Cloudmark, an onlinesecurity firm, noted an unusual amount of Bitcoin virtual moneytransactions has occurred after the Ashley Madison debacle wherehackers leaked the users’ email database of the adultery website.
Hackers of AshleyMadison’s parent company Avid Life had demanded the company giveinto their demands or they would make the information public. AvidLife refused to do so.
Many website users,after the Internet data expose by the hackers of Ashley Madison, havegotten emails from entrepreneur blackmailers threatening to releasetheir profile data to family and friends if they fail to make a lumpsum ransom to various unknown Bitcoin accounts.
The emails targetingthe users want them to pay “1.05BTC” or $250 in U.S. dollars to aspecific BTC address. The blackmailers inform these users that ifpayment is not made, their information from the Ashley Madisoninfidelity website will be automatically sent to their family andfriends.
The blackmailers’threatening emails is an evident effort to make money extorting theuser base of the cheating website. While leaked information fromAshley Madison can be found online already, it comes in a 10GBcompressed file that must be downloaded on BitTorrent. The wholedatabase is still not available to the viewing public… for themoment.
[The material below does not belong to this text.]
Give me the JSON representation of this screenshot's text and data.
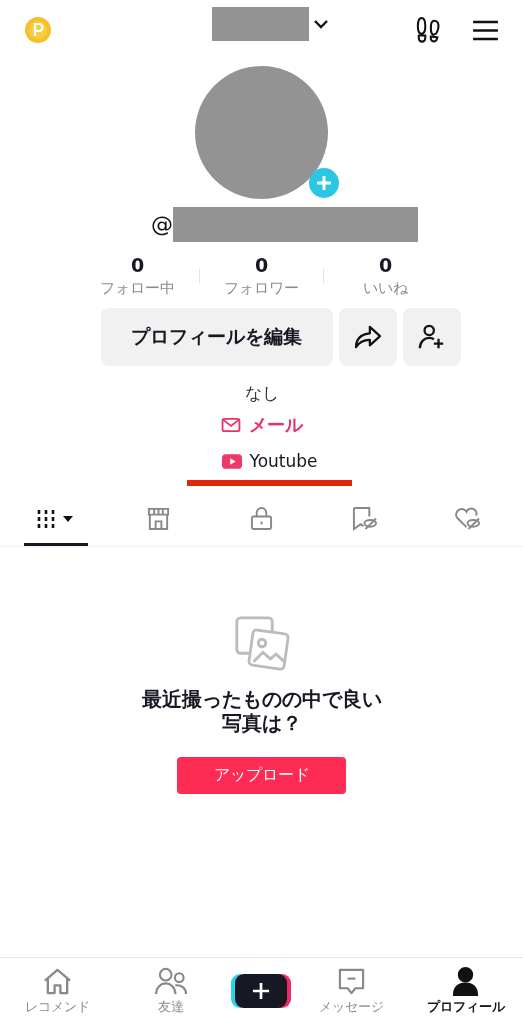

Cloudmark saidBitTorrent’s blockchain public ledger has had more than 65suspicious transactions that involve nearly $16,000 going to accountsthat show early activity in a four-day time period before the leak ofdata information for Ashley Madison. There could actually be moremoney that had been extorted from the website’s users.